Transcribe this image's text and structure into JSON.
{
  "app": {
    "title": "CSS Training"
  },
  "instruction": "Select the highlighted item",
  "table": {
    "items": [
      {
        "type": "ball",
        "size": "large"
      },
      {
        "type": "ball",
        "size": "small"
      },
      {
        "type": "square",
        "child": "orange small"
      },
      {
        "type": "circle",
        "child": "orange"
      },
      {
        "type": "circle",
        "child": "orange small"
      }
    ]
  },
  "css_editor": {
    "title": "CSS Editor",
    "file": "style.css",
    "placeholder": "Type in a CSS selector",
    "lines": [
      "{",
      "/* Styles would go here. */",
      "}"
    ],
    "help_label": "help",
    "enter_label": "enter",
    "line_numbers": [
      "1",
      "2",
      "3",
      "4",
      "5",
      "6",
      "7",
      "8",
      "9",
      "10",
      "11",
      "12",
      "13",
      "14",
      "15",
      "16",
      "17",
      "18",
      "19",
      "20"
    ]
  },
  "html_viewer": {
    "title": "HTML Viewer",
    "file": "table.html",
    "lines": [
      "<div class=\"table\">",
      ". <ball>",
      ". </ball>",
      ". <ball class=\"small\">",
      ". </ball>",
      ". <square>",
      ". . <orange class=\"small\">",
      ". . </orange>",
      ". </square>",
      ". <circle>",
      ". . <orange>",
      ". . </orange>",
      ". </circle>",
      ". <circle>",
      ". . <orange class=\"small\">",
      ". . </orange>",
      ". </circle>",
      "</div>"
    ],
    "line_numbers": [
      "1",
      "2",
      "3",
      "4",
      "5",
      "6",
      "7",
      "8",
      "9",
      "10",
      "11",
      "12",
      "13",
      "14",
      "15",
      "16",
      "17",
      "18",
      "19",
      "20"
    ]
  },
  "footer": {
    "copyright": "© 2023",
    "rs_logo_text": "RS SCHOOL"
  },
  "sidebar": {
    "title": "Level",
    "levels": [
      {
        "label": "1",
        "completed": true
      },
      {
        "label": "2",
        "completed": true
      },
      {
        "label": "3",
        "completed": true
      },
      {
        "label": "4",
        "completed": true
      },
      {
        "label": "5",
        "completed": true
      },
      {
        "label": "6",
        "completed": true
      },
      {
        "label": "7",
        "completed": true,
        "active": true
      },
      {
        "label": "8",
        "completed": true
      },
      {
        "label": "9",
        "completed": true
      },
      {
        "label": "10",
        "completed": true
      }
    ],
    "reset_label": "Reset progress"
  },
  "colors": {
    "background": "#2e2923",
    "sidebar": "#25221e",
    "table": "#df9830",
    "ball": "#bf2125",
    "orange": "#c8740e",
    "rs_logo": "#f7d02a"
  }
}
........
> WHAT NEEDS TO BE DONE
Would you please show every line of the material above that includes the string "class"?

> REPLY
      "<div class=\"table\">",
      ". <ball class=\"small\">",
      ". . <orange class=\"small\">",
      ". . <orange class=\"small\">",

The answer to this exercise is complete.